**What you are asked to do:**
Gather each line of the records where "English" appears.
--
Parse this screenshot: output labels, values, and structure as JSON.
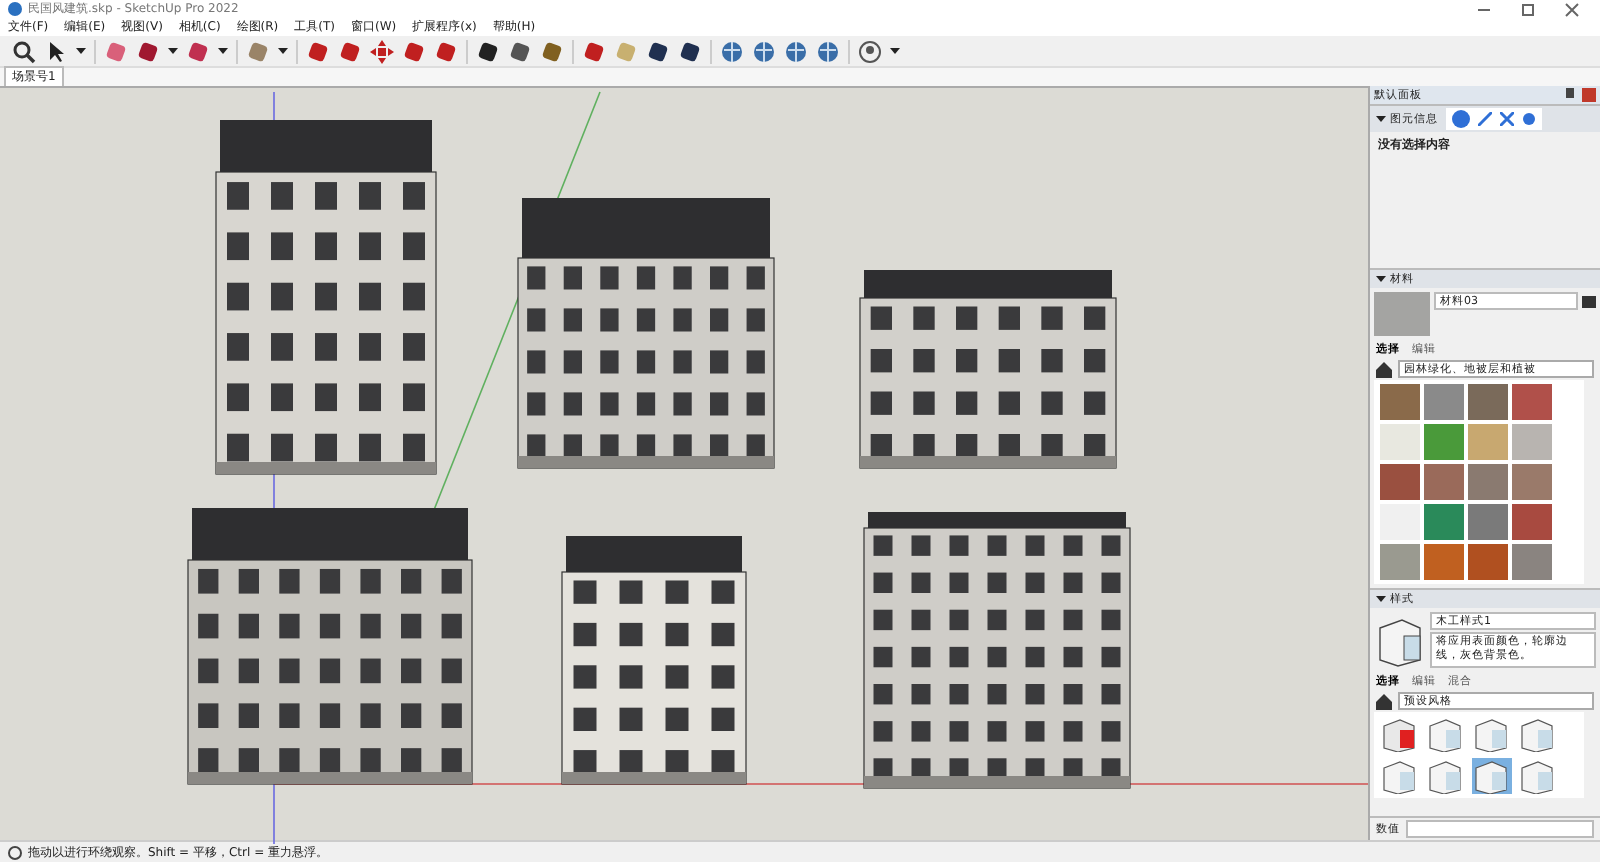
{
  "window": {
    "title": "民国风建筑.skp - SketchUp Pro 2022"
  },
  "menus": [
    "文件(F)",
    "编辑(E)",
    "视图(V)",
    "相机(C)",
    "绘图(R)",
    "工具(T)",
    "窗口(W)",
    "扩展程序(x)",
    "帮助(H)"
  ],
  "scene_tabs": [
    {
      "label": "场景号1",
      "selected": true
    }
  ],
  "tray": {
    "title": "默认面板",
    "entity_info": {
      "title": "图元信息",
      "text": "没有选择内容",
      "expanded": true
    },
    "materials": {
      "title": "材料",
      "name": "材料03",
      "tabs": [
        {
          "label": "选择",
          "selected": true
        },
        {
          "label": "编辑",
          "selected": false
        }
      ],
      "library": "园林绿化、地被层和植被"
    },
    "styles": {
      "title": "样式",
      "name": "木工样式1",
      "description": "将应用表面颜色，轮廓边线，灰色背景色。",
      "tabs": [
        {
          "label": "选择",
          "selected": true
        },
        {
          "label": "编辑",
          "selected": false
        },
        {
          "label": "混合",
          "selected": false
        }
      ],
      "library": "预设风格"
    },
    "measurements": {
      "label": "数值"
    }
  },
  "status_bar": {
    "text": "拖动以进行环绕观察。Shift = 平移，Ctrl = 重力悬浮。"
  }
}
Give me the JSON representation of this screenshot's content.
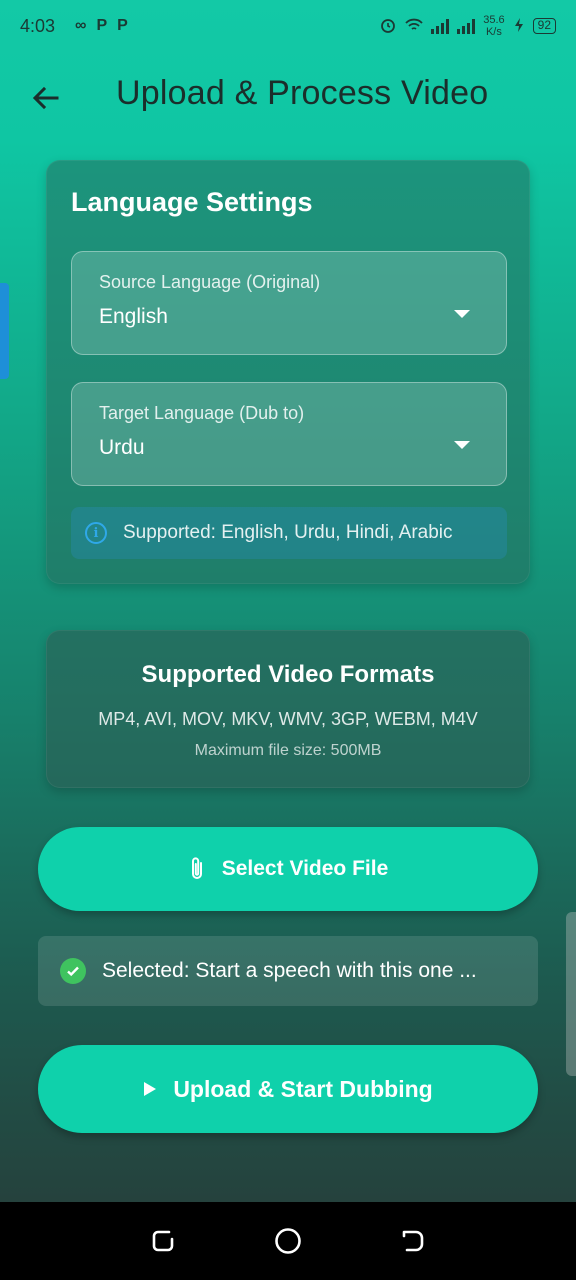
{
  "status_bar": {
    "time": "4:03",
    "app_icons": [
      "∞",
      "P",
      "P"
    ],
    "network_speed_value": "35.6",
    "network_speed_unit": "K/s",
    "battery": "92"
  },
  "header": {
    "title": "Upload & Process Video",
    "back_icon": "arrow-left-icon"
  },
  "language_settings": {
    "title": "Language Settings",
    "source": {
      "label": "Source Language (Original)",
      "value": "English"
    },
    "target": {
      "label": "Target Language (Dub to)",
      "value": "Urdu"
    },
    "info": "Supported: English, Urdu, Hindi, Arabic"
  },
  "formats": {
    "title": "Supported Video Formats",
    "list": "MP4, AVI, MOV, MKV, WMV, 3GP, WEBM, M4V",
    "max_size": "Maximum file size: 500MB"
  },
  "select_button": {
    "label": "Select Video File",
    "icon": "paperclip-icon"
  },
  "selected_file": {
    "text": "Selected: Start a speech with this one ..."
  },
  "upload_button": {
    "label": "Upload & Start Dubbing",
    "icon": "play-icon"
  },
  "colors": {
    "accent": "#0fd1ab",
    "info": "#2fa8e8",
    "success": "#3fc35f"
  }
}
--
**Output for this exercise:**
      "value": "English"
    "info": "Supported: English, Urdu, Hindi, Arabic"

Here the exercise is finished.